====== MATERIAL FOR THIS TASK

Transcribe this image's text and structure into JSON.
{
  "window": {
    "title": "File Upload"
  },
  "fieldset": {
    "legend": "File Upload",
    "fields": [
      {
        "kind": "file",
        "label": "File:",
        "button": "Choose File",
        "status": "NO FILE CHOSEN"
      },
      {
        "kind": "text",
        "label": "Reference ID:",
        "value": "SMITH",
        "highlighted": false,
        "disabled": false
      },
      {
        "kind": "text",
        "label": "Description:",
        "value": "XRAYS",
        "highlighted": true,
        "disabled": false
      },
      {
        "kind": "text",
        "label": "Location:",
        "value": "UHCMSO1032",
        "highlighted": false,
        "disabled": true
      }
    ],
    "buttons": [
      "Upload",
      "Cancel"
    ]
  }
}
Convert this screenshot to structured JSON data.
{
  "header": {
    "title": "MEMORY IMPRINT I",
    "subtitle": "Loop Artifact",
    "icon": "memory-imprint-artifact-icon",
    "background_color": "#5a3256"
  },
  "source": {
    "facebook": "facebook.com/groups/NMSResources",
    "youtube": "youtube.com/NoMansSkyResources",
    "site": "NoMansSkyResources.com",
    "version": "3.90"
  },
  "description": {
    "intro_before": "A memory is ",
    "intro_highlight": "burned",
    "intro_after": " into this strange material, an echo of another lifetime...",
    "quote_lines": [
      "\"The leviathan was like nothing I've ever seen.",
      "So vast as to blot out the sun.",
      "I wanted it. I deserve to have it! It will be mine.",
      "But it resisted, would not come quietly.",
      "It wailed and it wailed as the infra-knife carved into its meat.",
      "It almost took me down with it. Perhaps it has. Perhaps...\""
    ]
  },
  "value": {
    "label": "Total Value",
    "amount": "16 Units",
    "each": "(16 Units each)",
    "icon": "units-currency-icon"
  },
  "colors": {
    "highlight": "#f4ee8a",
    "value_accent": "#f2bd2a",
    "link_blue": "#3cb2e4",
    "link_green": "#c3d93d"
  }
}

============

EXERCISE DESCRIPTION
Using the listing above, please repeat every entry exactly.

PROBLEM SOLUTION
Transcribe this image's text and structure into JSON.
{
  "window": {
    "title": "File Upload"
  },
  "fieldset": {
    "legend": "File Upload",
    "fields": [
      {
        "kind": "file",
        "label": "File:",
        "button": "Choose File",
        "status": "NO FILE CHOSEN"
      },
      {
        "kind": "text",
        "label": "Reference ID:",
        "value": "SMITH",
        "highlighted": false,
        "disabled": false
      },
      {
        "kind": "text",
        "label": "Description:",
        "value": "XRAYS",
        "highlighted": true,
        "disabled": false
      },
      {
        "kind": "text",
        "label": "Location:",
        "value": "UHCMSO1032",
        "highlighted": false,
        "disabled": true
      }
    ],
    "buttons": [
      "Upload",
      "Cancel"
    ]
  }
}
Convert this screenshot to structured JSON data.
{
  "header": {
    "title": "MEMORY IMPRINT I",
    "subtitle": "Loop Artifact",
    "icon": "memory-imprint-artifact-icon",
    "background_color": "#5a3256"
  },
  "source": {
    "facebook": "facebook.com/groups/NMSResources",
    "youtube": "youtube.com/NoMansSkyResources",
    "site": "NoMansSkyResources.com",
    "version": "3.90"
  },
  "description": {
    "intro_before": "A memory is ",
    "intro_highlight": "burned",
    "intro_after": " into this strange material, an echo of another lifetime...",
    "quote_lines": [
      "\"The leviathan was like nothing I've ever seen.",
      "So vast as to blot out the sun.",
      "I wanted it. I deserve to have it! It will be mine.",
      "But it resisted, would not come quietly.",
      "It wailed and it wailed as the infra-knife carved into its meat.",
      "It almost took me down with it. Perhaps it has. Perhaps...\""
    ]
  },
  "value": {
    "label": "Total Value",
    "amount": "16 Units",
    "each": "(16 Units each)",
    "icon": "units-currency-icon"
  },
  "colors": {
    "highlight": "#f4ee8a",
    "value_accent": "#f2bd2a",
    "link_blue": "#3cb2e4",
    "link_green": "#c3d93d"
  }
}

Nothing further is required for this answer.